◆ **Directions for this task**
Identify each line below containing the string "naming" and copy it.

----

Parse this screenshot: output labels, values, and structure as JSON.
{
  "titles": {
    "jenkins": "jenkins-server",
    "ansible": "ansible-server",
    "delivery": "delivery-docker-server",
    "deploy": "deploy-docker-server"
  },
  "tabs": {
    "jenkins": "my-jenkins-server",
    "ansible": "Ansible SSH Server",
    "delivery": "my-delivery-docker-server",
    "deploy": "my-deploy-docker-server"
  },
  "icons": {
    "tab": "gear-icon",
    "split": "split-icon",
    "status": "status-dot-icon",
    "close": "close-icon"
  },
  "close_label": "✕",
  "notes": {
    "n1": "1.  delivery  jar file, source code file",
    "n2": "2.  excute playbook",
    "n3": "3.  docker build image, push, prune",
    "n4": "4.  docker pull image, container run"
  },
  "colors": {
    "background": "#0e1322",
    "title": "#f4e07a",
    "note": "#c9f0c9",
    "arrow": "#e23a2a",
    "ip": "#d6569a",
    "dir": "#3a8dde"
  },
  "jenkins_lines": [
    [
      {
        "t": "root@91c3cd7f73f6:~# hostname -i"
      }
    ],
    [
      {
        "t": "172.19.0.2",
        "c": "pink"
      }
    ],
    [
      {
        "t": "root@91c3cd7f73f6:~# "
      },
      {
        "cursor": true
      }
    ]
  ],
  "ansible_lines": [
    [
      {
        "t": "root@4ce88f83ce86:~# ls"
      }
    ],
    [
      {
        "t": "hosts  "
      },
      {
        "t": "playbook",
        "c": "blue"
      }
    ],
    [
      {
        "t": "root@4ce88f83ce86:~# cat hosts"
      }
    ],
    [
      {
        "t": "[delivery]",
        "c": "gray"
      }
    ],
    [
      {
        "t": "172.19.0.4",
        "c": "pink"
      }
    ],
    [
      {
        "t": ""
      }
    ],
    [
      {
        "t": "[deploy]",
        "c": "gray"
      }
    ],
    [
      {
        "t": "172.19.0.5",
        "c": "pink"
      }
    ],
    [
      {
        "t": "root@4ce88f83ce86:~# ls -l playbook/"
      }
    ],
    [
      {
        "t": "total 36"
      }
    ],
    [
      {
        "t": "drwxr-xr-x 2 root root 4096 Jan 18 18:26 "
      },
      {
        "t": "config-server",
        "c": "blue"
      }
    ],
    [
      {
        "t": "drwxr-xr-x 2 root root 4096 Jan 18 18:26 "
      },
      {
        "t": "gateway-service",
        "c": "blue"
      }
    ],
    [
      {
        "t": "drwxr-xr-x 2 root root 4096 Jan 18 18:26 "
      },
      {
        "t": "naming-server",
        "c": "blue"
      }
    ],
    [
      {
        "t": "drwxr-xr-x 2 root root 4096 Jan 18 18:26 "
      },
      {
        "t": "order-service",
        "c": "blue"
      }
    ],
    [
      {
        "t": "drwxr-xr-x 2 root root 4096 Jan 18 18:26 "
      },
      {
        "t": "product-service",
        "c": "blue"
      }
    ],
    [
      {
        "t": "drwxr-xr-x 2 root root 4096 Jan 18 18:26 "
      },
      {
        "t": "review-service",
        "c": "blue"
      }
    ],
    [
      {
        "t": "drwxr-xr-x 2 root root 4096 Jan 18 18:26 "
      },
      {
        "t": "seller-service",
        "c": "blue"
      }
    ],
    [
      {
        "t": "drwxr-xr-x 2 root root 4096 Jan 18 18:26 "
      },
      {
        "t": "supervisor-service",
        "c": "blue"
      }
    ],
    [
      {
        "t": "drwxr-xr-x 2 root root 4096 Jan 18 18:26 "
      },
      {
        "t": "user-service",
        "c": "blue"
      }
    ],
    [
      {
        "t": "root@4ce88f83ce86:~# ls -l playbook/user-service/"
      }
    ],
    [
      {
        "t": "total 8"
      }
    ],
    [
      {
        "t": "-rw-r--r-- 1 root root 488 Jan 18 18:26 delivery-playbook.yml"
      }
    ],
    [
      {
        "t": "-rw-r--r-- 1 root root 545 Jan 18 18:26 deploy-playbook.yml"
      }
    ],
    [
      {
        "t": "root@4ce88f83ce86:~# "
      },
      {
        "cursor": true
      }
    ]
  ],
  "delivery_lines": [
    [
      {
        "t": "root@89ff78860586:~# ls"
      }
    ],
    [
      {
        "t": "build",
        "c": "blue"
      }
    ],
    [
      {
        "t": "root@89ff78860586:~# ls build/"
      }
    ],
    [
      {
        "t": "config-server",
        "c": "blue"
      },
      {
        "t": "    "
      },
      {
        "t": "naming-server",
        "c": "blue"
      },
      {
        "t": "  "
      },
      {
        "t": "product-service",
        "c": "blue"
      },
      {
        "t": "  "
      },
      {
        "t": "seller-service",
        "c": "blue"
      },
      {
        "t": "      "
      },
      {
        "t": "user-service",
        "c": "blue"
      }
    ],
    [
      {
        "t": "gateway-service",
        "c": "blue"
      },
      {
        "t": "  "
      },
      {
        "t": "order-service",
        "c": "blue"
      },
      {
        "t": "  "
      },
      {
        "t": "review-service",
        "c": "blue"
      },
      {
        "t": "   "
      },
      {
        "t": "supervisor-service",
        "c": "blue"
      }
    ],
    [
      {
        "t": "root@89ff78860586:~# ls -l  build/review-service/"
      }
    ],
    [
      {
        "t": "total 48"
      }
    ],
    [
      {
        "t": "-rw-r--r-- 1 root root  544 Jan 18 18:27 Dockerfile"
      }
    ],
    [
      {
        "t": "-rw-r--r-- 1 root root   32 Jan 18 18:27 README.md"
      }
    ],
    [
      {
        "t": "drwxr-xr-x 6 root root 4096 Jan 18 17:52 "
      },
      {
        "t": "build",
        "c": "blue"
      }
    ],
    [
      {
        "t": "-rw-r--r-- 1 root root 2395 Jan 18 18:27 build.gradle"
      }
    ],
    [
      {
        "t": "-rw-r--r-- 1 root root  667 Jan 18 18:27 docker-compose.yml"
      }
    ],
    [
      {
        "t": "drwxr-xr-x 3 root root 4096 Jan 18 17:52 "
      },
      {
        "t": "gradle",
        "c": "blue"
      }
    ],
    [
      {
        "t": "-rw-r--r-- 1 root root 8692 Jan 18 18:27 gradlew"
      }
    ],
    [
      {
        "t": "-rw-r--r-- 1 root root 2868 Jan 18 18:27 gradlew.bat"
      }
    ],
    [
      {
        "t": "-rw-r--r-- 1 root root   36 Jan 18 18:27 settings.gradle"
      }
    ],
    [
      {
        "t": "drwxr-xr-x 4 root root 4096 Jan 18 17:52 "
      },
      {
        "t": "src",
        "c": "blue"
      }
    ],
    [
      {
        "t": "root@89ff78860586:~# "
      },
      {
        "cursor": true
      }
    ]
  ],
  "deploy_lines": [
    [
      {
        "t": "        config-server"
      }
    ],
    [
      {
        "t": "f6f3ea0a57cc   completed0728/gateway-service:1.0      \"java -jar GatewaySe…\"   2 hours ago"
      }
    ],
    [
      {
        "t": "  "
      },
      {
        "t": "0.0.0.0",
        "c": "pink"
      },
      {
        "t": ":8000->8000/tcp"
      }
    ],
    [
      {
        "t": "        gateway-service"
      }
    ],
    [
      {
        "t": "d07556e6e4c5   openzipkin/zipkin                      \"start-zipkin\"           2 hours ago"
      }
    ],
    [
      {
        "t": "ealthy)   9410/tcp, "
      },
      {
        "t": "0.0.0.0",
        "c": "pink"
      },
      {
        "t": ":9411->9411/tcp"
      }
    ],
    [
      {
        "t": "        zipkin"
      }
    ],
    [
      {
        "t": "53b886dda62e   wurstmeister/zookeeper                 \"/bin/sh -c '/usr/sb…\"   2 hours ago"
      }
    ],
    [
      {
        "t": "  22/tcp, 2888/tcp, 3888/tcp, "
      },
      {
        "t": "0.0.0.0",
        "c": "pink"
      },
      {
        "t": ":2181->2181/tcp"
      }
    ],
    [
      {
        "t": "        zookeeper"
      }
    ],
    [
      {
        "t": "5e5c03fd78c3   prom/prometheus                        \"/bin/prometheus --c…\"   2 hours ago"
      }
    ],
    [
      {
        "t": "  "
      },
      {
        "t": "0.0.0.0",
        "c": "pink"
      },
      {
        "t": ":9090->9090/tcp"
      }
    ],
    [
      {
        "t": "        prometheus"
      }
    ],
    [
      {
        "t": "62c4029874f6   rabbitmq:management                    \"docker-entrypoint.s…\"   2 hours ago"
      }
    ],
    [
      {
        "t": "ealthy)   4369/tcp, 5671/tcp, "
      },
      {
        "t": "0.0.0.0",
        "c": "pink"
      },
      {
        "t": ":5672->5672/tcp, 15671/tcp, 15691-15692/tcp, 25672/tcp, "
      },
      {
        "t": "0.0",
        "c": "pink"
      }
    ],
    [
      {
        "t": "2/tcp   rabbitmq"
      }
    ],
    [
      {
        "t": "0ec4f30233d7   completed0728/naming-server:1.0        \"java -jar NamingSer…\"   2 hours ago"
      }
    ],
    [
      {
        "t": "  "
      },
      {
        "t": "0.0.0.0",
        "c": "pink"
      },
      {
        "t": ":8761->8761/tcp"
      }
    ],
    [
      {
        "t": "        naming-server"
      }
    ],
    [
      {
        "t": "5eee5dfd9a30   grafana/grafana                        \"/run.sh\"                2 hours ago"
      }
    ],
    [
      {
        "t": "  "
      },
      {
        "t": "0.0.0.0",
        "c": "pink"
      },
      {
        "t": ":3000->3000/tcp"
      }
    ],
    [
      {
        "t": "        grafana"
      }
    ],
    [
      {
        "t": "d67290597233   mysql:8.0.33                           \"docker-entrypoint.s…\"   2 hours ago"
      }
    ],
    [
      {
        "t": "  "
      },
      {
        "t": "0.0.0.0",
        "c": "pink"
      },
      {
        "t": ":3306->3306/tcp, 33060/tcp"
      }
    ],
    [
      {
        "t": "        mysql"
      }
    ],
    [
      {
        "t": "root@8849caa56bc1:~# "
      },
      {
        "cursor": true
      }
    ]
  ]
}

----

◆ **Answer to this task**
        "t": "naming-server",
        "t": "naming-server",
        "t": "0ec4f30233d7   completed0728/naming-server:1.0        \"java -jar NamingSer…\"   2 hours ago"
        "t": "        naming-server"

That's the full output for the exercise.